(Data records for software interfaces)
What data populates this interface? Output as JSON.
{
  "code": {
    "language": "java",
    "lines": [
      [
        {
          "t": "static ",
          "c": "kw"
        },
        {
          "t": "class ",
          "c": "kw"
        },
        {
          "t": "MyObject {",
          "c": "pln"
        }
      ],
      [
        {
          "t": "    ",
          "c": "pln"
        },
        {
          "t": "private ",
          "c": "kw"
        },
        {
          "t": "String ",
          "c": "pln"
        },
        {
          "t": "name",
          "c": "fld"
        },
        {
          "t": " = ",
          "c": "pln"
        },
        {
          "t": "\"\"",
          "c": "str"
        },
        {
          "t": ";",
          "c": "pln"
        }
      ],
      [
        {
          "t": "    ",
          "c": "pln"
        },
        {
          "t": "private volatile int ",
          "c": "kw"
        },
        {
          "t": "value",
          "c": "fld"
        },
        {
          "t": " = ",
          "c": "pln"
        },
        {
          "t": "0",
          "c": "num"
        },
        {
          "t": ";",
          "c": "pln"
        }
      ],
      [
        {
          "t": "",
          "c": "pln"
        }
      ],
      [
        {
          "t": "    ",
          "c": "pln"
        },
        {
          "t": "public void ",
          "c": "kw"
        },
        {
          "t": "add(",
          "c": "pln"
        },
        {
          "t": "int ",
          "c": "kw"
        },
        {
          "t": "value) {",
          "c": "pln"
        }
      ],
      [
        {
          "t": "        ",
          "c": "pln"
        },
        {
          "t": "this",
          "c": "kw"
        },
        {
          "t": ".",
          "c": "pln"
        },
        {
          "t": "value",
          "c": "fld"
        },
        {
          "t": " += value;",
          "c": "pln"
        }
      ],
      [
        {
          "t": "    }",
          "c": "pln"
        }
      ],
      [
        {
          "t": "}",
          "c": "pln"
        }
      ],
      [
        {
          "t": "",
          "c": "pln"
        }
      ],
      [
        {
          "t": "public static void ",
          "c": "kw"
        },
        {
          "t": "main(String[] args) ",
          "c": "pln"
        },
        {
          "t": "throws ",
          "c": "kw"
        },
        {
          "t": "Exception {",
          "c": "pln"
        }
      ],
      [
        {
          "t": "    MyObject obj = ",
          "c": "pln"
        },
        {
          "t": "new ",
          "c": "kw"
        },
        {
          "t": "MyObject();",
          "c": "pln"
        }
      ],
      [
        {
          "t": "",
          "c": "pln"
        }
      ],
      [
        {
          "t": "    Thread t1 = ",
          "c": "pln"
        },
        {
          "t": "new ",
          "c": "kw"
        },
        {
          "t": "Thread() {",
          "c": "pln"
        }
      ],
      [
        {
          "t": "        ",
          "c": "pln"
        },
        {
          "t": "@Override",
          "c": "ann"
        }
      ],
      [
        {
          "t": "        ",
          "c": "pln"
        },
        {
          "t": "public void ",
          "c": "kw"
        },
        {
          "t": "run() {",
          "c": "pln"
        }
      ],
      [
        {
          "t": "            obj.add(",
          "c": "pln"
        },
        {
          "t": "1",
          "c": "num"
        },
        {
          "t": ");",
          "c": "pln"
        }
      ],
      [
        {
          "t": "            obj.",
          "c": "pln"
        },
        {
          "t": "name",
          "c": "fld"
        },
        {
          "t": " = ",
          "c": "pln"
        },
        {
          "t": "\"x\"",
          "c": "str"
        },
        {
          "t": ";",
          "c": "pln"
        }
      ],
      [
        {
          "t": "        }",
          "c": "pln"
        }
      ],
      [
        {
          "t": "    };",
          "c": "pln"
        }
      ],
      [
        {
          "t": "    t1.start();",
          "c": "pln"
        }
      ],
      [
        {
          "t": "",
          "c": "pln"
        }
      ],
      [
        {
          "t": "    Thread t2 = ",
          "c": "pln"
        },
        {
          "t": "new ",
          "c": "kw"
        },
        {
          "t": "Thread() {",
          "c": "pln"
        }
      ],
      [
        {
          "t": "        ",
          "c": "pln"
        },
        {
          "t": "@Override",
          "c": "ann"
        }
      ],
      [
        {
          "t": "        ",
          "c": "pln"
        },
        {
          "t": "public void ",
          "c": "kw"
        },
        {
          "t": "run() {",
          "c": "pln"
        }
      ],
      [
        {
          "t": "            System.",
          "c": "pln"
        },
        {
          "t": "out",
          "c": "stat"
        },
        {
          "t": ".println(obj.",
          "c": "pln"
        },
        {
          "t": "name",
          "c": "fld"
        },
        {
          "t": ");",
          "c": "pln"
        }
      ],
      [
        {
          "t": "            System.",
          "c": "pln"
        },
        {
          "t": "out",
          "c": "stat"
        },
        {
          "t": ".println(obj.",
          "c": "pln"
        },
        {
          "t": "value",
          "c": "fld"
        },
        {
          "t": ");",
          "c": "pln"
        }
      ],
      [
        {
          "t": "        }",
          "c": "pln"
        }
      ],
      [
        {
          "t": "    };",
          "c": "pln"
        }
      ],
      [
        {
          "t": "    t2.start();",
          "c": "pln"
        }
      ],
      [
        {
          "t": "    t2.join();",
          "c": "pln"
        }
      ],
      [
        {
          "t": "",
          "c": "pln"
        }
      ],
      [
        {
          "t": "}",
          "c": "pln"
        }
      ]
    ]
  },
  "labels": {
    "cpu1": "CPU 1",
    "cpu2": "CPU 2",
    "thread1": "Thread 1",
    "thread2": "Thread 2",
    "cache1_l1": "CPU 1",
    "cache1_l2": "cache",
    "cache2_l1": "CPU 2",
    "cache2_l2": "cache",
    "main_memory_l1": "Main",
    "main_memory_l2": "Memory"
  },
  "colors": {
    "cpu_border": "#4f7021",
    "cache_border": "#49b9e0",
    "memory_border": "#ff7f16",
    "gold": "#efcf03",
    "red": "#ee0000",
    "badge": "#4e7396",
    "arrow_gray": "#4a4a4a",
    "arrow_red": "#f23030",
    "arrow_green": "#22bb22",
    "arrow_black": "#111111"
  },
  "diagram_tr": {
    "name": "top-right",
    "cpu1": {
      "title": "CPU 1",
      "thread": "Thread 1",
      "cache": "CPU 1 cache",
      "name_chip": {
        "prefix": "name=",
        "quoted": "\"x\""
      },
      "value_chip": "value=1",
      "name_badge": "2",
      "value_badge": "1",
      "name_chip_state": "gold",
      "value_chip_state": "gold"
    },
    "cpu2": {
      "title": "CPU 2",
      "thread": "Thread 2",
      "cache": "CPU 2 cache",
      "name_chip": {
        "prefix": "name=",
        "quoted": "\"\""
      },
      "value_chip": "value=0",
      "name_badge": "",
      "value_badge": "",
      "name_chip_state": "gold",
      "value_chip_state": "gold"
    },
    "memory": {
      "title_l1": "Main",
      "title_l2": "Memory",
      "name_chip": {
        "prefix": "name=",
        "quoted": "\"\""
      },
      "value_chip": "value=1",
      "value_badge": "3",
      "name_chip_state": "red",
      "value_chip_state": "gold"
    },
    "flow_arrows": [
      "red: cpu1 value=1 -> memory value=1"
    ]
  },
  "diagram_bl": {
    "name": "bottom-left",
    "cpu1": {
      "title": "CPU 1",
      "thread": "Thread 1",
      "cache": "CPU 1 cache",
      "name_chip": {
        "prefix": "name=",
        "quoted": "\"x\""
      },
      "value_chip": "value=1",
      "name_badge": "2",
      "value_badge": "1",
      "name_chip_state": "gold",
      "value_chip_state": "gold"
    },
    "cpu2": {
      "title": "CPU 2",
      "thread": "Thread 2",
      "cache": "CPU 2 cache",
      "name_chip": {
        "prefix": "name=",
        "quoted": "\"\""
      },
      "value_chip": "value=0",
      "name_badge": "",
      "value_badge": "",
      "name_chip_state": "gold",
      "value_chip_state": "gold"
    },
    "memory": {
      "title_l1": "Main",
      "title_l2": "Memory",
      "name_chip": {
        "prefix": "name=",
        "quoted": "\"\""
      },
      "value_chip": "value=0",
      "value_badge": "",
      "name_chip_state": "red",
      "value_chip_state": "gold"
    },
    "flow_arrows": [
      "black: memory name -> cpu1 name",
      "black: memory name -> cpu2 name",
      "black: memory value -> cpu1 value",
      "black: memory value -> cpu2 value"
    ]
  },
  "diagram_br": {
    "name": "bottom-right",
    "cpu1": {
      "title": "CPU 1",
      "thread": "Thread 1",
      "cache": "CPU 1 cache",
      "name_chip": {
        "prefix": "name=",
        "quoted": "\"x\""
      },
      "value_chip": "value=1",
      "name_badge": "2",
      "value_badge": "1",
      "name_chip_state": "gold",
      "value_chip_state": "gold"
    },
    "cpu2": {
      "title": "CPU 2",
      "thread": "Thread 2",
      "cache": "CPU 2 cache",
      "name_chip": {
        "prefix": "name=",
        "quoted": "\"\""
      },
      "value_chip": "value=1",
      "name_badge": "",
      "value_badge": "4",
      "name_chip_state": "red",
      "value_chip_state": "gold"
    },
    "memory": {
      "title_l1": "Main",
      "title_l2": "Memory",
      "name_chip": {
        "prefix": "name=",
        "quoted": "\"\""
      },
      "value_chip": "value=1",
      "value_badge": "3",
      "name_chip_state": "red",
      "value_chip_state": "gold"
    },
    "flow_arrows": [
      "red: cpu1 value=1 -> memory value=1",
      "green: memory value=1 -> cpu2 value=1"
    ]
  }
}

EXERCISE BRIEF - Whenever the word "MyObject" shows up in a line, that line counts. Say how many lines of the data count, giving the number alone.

COMPLETED EXERCISE - 3